    The loos in Central Europe at the highway restaurants are good, but avoid the public ones. The ones in the cities are all kept clean but they charge you some money since the past 6 or 7 years. In the regional trains I have often experienced that there is only one toilet in the whole train and it is damaged!

    • Harvey, I am sure the government would levy a tax on roadside toilet use, if they could. In Bumm-Bumm-Bhole-Land, the entire city works as a toilet, specially for the men, as you well know. Even though there are lots of public toilets here, the problem is that there is no will to keep them clean, by the people who maintain them, and more so, by the people who use them.

  13. I haven’t seen a public rest room in India for more than a decade. On the 3 hr. bus journey from Kolkata to my in-law’s place I manage and have forced the daughters to pee in “khuli hawa” which they did not like. On the almost 2 day Kol-Mumbai train journey in the mid nineties I would use the rest room only once, in the wee hours of morning.
    I am all for “bare bum” project if it improves anything. Count me in.

  14. Add another strong sympathizer! Btdt, have had the UTIs to cherish! Most of our travel in recent years has been on highways in S.India and I see several decent loos nowadays, with attendants. I always over tip, in sheer gratitude. And I well remember a trip to Badrinath – NO loos enroute, and Most of the time we women travelers had to create tents with bedsheets etc. to pee.

  15. The last time I was in India, a half-a-decade ago, we took a long driving trip in S. India between Eastern ghats and Western ghats passing through Benguluru. I was pleasantly surprised to find a clean toilet along with a bucket of water at 3am near a roadside tea stall with a woman attendant at the door. Those are the best Rs.10 I ever spent.

    The rest of the stories before that following along the lines as above. Once our bus on school trip got stuck in a massive traffic jam from some road being washed off due to monsoon. There wasn’t even a open-air option as we were in the middle of working fields and a village. All the girls split into groups and begged random strangers to let them use toilets in their homes after 8-10 hours of holding in.

Leave a Reply

Fill in your details below or click an icon to log in: Logo

You are commenting using your account. Log Out / Change )

Twitter picture

You are commenting using your Twitter account. Log Out / Change )
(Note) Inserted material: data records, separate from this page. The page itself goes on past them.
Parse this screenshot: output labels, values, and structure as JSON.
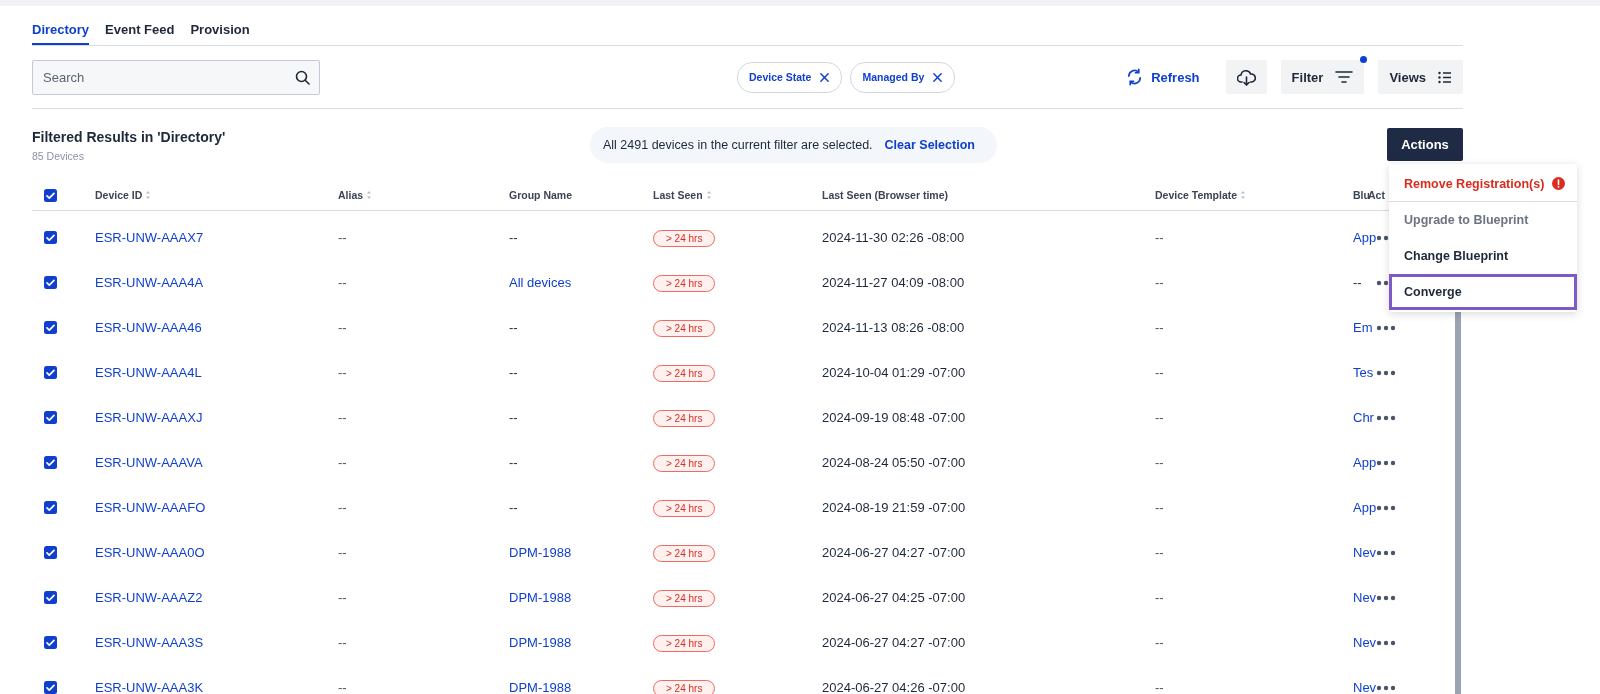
{
  "tabs": [
    {
      "label": "Directory",
      "selected": true
    },
    {
      "label": "Event Feed",
      "selected": false
    },
    {
      "label": "Provision",
      "selected": false
    }
  ],
  "search": {
    "placeholder": "Search"
  },
  "filter_chips": [
    {
      "label": "Device State"
    },
    {
      "label": "Managed By"
    }
  ],
  "toolbar": {
    "refresh": "Refresh",
    "filter": "Filter",
    "filter_active": true,
    "views": "Views"
  },
  "results": {
    "title": "Filtered Results in 'Directory'",
    "count": "85 Devices"
  },
  "selection_banner": {
    "message": "All 2491 devices in the current filter are selected.",
    "link": "Clear Selection"
  },
  "actions_button": "Actions",
  "actions_menu": [
    {
      "label": "Remove Registration(s)",
      "kind": "danger",
      "disabled": false,
      "highlighted": false
    },
    {
      "label": "Upgrade to Blueprint",
      "kind": "normal",
      "disabled": true,
      "highlighted": false
    },
    {
      "label": "Change Blueprint",
      "kind": "normal",
      "disabled": false,
      "highlighted": false
    },
    {
      "label": "Converge",
      "kind": "normal",
      "disabled": false,
      "highlighted": true
    }
  ],
  "table": {
    "select_all_checked": true,
    "columns": [
      {
        "label": "Device ID",
        "sortable": true
      },
      {
        "label": "Alias",
        "sortable": true
      },
      {
        "label": "Group Name",
        "sortable": false
      },
      {
        "label": "Last Seen",
        "sortable": true
      },
      {
        "label": "Last Seen (Browser time)",
        "sortable": false
      },
      {
        "label": "Device Template",
        "sortable": true
      },
      {
        "label": "Blu"
      },
      {
        "label": "Act"
      }
    ],
    "rows": [
      {
        "checked": true,
        "device_id": "ESR-UNW-AAAX7",
        "alias": "--",
        "group_name": "--",
        "group_link": false,
        "last_seen": "> 24 hrs",
        "browser_time": "2024-11-30 02:26 -08:00",
        "device_template": "--",
        "blueprint": "App",
        "blueprint_link": true
      },
      {
        "checked": true,
        "device_id": "ESR-UNW-AAA4A",
        "alias": "--",
        "group_name": "All devices",
        "group_link": true,
        "last_seen": "> 24 hrs",
        "browser_time": "2024-11-27 04:09 -08:00",
        "device_template": "--",
        "blueprint": "--",
        "blueprint_link": false
      },
      {
        "checked": true,
        "device_id": "ESR-UNW-AAA46",
        "alias": "--",
        "group_name": "--",
        "group_link": false,
        "last_seen": "> 24 hrs",
        "browser_time": "2024-11-13 08:26 -08:00",
        "device_template": "--",
        "blueprint": "Em",
        "blueprint_link": true
      },
      {
        "checked": true,
        "device_id": "ESR-UNW-AAA4L",
        "alias": "--",
        "group_name": "--",
        "group_link": false,
        "last_seen": "> 24 hrs",
        "browser_time": "2024-10-04 01:29 -07:00",
        "device_template": "--",
        "blueprint": "Tes",
        "blueprint_link": true
      },
      {
        "checked": true,
        "device_id": "ESR-UNW-AAAXJ",
        "alias": "--",
        "group_name": "--",
        "group_link": false,
        "last_seen": "> 24 hrs",
        "browser_time": "2024-09-19 08:48 -07:00",
        "device_template": "--",
        "blueprint": "Chr",
        "blueprint_link": true
      },
      {
        "checked": true,
        "device_id": "ESR-UNW-AAAVA",
        "alias": "--",
        "group_name": "--",
        "group_link": false,
        "last_seen": "> 24 hrs",
        "browser_time": "2024-08-24 05:50 -07:00",
        "device_template": "--",
        "blueprint": "App",
        "blueprint_link": true
      },
      {
        "checked": true,
        "device_id": "ESR-UNW-AAAFO",
        "alias": "--",
        "group_name": "--",
        "group_link": false,
        "last_seen": "> 24 hrs",
        "browser_time": "2024-08-19 21:59 -07:00",
        "device_template": "--",
        "blueprint": "App",
        "blueprint_link": true
      },
      {
        "checked": true,
        "device_id": "ESR-UNW-AAA0O",
        "alias": "--",
        "group_name": "DPM-1988",
        "group_link": true,
        "last_seen": "> 24 hrs",
        "browser_time": "2024-06-27 04:27 -07:00",
        "device_template": "--",
        "blueprint": "Nev",
        "blueprint_link": true
      },
      {
        "checked": true,
        "device_id": "ESR-UNW-AAAZ2",
        "alias": "--",
        "group_name": "DPM-1988",
        "group_link": true,
        "last_seen": "> 24 hrs",
        "browser_time": "2024-06-27 04:25 -07:00",
        "device_template": "--",
        "blueprint": "Nev",
        "blueprint_link": true
      },
      {
        "checked": true,
        "device_id": "ESR-UNW-AAA3S",
        "alias": "--",
        "group_name": "DPM-1988",
        "group_link": true,
        "last_seen": "> 24 hrs",
        "browser_time": "2024-06-27 04:27 -07:00",
        "device_template": "--",
        "blueprint": "Nev",
        "blueprint_link": true
      },
      {
        "checked": true,
        "device_id": "ESR-UNW-AAA3K",
        "alias": "--",
        "group_name": "DPM-1988",
        "group_link": true,
        "last_seen": "> 24 hrs",
        "browser_time": "2024-06-27 04:26 -07:00",
        "device_template": "--",
        "blueprint": "Nev",
        "blueprint_link": true
      }
    ]
  }
}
Facebook photo

You are commenting using your Facebook account. Log Out / Change )

Google+ photo

You are commenting using your Google+ account. Log Out / Change )

Connecting to %s